[[ DATA PROVIDED, beginning ]]

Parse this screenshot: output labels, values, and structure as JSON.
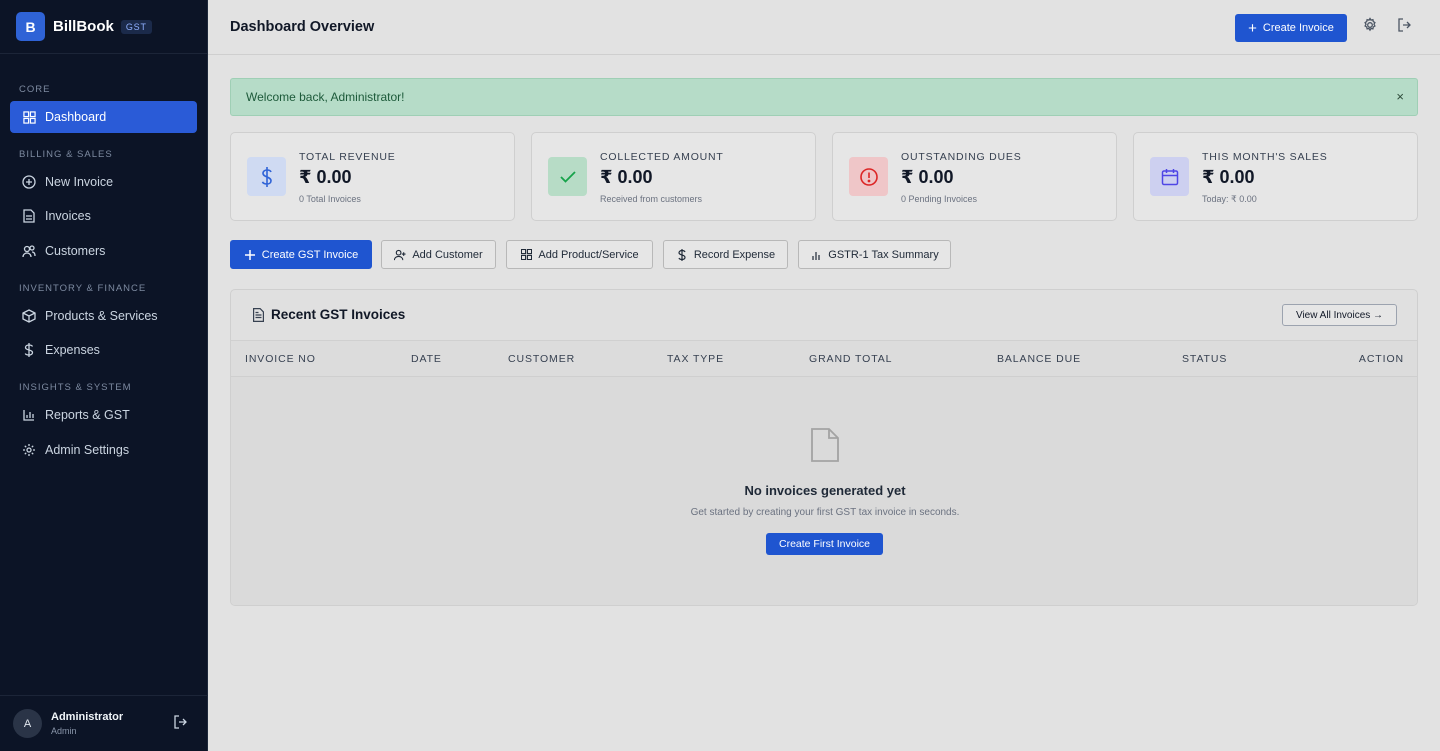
{
  "sidebar": {
    "brand": {
      "logo_letter": "B",
      "name": "BillBook",
      "badge": "GST"
    },
    "sections": [
      {
        "label": "CORE"
      },
      {
        "label": "BILLING & SALES"
      },
      {
        "label": "INVENTORY & FINANCE"
      },
      {
        "label": "INSIGHTS & SYSTEM"
      }
    ],
    "items": [
      {
        "label": "Dashboard",
        "icon": "grid-icon",
        "active": true
      },
      {
        "label": "New Invoice",
        "icon": "plus-circle-icon"
      },
      {
        "label": "Invoices",
        "icon": "document-icon"
      },
      {
        "label": "Customers",
        "icon": "users-icon"
      },
      {
        "label": "Products & Services",
        "icon": "box-icon"
      },
      {
        "label": "Expenses",
        "icon": "dollar-icon"
      },
      {
        "label": "Reports & GST",
        "icon": "bar-chart-icon"
      },
      {
        "label": "Admin Settings",
        "icon": "gear-icon"
      }
    ],
    "user": {
      "initial": "A",
      "name": "Administrator",
      "role": "Admin"
    }
  },
  "header": {
    "title": "Dashboard Overview",
    "create_invoice_label": "Create Invoice"
  },
  "alert": {
    "message": "Welcome back, Administrator!",
    "close": "×"
  },
  "stats": [
    {
      "label": "TOTAL REVENUE",
      "value": "₹ 0.00",
      "sub": "0 Total Invoices",
      "icon": "dollar-icon",
      "color": "#2f63d6"
    },
    {
      "label": "COLLECTED AMOUNT",
      "value": "₹ 0.00",
      "sub": "Received from customers",
      "icon": "check-icon",
      "color": "#16a34a"
    },
    {
      "label": "OUTSTANDING DUES",
      "value": "₹ 0.00",
      "sub": "0 Pending Invoices",
      "icon": "alert-icon",
      "color": "#dc2626"
    },
    {
      "label": "THIS MONTH'S SALES",
      "value": "₹ 0.00",
      "sub": "Today: ₹ 0.00",
      "icon": "calendar-icon",
      "color": "#4f46e5"
    }
  ],
  "actions": [
    {
      "label": "Create GST Invoice",
      "icon": "plus-icon"
    },
    {
      "label": "Add Customer",
      "icon": "user-plus-icon"
    },
    {
      "label": "Add Product/Service",
      "icon": "grid-icon"
    },
    {
      "label": "Record Expense",
      "icon": "dollar-icon"
    },
    {
      "label": "GSTR-1 Tax Summary",
      "icon": "bar-chart-icon"
    }
  ],
  "recent": {
    "title": "Recent GST Invoices",
    "view_all": "View All Invoices →",
    "columns": [
      "INVOICE NO",
      "DATE",
      "CUSTOMER",
      "TAX TYPE",
      "GRAND TOTAL",
      "BALANCE DUE",
      "STATUS",
      "ACTION"
    ],
    "empty_title": "No invoices generated yet",
    "empty_sub": "Get started by creating your first GST tax invoice in seconds.",
    "empty_button": "Create First Invoice"
  }
}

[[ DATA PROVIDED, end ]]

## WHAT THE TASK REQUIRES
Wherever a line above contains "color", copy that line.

## SOLVED PROBLEM
      "color": "#2f63d6"
      "color": "#16a34a"
      "color": "#dc2626"
      "color": "#4f46e5"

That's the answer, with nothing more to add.